Material for the task below:
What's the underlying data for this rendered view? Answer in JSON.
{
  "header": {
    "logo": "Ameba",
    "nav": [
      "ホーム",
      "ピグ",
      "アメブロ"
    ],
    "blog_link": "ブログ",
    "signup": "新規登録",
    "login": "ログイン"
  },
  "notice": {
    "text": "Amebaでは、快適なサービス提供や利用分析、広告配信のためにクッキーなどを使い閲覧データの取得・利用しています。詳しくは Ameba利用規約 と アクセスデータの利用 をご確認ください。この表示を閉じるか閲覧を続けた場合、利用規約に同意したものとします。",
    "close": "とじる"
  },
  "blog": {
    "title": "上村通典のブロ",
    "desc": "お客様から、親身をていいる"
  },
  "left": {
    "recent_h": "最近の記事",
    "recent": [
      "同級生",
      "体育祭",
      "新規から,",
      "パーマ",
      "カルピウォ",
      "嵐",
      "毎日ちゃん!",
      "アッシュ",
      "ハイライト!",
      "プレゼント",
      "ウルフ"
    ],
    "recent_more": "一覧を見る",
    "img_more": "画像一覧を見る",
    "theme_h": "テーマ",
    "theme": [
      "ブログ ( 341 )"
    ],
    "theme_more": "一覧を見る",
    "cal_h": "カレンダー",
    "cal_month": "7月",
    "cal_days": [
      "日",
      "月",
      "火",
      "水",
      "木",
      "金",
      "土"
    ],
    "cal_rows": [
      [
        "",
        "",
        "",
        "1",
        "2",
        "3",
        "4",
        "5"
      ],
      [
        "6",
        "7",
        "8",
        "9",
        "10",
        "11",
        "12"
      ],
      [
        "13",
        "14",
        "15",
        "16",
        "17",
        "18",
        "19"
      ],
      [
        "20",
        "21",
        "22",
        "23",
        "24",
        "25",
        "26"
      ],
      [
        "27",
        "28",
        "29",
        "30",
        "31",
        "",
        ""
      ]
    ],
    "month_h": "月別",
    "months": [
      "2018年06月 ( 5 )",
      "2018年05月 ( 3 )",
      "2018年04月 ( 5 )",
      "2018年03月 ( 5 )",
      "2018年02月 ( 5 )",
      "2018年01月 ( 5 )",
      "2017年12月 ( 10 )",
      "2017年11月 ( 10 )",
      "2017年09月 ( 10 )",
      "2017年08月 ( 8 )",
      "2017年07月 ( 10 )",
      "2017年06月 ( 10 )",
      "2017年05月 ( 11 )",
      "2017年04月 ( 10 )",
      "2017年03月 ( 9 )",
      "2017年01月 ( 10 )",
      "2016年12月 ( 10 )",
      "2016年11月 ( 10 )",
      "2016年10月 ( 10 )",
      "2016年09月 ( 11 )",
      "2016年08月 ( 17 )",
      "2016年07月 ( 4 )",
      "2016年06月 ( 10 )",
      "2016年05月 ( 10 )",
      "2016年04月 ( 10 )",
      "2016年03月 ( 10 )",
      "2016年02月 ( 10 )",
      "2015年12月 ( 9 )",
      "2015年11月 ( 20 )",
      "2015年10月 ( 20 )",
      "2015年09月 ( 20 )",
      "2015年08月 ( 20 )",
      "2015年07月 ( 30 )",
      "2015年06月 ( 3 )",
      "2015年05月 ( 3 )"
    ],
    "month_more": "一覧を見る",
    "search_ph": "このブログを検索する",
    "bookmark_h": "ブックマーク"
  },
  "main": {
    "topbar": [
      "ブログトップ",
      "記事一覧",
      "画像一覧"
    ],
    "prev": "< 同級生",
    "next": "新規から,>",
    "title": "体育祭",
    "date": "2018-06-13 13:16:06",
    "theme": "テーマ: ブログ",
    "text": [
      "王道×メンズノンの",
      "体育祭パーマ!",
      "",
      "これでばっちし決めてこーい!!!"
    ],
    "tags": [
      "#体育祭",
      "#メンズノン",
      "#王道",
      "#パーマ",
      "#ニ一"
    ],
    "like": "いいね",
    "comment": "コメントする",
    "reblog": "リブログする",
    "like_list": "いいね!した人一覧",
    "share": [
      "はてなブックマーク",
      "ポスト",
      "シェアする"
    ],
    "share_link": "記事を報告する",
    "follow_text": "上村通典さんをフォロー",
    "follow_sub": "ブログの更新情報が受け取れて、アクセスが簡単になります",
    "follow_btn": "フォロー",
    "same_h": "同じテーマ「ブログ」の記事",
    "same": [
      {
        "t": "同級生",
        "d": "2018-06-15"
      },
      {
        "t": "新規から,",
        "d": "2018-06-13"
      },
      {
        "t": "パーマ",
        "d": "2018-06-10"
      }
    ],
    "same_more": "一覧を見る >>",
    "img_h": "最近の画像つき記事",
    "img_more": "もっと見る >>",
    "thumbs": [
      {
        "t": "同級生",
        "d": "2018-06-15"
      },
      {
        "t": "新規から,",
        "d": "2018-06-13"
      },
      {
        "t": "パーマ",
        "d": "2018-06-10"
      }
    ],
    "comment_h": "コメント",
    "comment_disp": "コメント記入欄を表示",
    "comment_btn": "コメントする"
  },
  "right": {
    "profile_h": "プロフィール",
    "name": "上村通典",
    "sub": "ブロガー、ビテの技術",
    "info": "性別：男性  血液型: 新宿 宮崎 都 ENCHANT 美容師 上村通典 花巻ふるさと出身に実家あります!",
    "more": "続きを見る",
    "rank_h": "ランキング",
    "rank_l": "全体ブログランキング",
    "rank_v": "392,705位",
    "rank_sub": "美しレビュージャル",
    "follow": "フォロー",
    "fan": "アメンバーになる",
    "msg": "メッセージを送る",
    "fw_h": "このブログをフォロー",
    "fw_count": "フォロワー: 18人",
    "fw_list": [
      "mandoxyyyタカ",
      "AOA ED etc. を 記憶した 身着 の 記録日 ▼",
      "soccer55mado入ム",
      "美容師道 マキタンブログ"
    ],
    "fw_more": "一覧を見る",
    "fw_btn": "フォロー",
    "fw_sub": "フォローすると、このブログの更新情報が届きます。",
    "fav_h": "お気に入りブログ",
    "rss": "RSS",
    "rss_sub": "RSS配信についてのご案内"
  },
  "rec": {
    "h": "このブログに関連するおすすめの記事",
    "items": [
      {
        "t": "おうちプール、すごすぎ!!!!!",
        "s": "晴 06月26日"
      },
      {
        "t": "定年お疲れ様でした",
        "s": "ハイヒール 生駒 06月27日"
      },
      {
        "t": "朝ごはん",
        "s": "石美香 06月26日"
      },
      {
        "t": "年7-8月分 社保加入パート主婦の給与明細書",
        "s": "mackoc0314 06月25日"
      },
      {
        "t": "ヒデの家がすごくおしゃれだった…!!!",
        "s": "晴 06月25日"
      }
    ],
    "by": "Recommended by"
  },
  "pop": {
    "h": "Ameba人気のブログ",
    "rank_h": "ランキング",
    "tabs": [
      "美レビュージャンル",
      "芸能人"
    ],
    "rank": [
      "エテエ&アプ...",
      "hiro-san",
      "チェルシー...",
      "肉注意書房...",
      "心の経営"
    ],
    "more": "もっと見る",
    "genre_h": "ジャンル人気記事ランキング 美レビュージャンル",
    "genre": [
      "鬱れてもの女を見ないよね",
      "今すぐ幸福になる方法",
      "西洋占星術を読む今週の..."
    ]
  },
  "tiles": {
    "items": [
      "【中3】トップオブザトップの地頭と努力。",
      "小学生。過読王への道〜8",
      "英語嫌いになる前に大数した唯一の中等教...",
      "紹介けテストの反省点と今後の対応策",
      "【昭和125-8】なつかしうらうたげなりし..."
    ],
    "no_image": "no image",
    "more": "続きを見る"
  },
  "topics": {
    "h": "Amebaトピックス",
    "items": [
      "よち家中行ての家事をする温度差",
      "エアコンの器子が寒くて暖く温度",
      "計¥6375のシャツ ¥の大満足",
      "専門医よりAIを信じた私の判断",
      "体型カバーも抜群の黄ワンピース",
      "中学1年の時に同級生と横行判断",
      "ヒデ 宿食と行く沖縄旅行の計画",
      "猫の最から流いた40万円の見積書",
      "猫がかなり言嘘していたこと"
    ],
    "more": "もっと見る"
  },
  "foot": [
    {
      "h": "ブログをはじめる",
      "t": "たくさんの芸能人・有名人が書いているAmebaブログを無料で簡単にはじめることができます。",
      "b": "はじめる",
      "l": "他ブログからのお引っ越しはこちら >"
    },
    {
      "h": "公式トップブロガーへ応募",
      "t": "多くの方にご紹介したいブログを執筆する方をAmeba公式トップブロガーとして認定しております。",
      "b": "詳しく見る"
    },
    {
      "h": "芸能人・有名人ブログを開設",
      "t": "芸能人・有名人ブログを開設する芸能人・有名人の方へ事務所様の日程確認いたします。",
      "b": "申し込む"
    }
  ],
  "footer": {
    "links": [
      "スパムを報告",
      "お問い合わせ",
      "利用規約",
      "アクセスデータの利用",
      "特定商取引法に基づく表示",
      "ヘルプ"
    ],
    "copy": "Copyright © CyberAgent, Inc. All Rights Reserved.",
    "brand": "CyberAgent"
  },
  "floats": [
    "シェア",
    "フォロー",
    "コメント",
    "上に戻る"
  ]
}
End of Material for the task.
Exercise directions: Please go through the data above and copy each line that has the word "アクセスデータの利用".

Response to the exercise:
    "text": "Amebaでは、快適なサービス提供や利用分析、広告配信のためにクッキーなどを使い閲覧データの取得・利用しています。詳しくは Ameba利用規約 と アクセスデータの利用 をご確認ください。この表示を閉じるか閲覧を続けた場合、利用規約に同意したものとします。",
      "アクセスデータの利用",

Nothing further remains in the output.